The most recent episode of “Dragon’s Den,” where real-life business folks judge entrepreneurs’ ideas, pulled in better than one million viewers. That makes the show, based on a Japanese format and now in its third season, one of the top-rated programs on CBC this fall.
CBC also had success last season with its version of the BBC format “The Week the Women Went,” in which the distaff members of a small rural community leave the men to fend for themselves for seven scary days. “The Week” will be back on CBC early next year, this time set in a fishing village in New Brunswick.
The pubcaster also did well with “Canada’s Next Great Prime Minister,” an original CBC format in which former Canadian prime ministers participate in a contest to find someone who might be suitable to lead the nation in the future.
The BBC has bought the format, and the pubcaster will be doing a British version. Meanwhile, it will be back on CBC in March.
All these shows are products of CBC’s 3-year-old factual entertainment department, run by Julie Bristow.

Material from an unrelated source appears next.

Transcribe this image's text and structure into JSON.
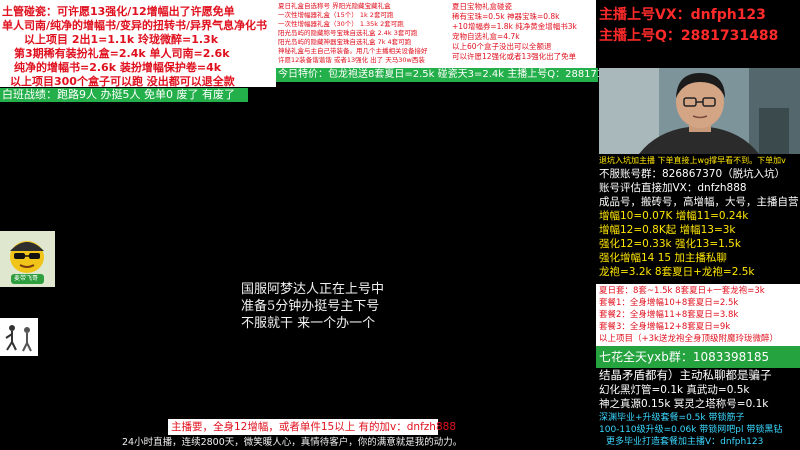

“I think we’ve defined what reality is for us, and it’s quite different from what it is on other networks,” CBC executive director of network programming Kirstine Layfield says. “They’re not U.S. formats, so they have a different sensibility than U.S. shows. There’s a little less of people embarrassing themselves. It’s a little more thoughtful. But it’s not current affairs.”
The pubcaster has left the more populist formats to commercial rival CTV, which has had success with local versions of international reality contests including “Canadian Idol” and “So You Think You Can Dance Canada.”
Things weren’t always so rosy for reality shows on CBC. In summer 2006, CBC bought ABC talent contest “The One” and bumped its flagship nightly newscast “The National” in order to air the show.
The pubcaster was blasted by critics who said it had no business airing reality fare, and should be concentrating on news and public affairs programming.
When the ABC show was cancelled after two weeks, it created a major embarrassment for the CBC. A planned Canadian version of “The One” never was produced, and many wondered if the factual entertainment department would ever recover.
Now CBC wants to develop more of its own original formats, like “Canada’s Next Great Prime Minister,” to sell globally.
Partly thanks to “Dragon’s Den” — and with a little help from perennial favorites including “The Rick Mercer Report” and “The Royal Canadian Air Farce” — CBC’s overall market share has gone up to 8.6 from 7.8, comparing fall to fall.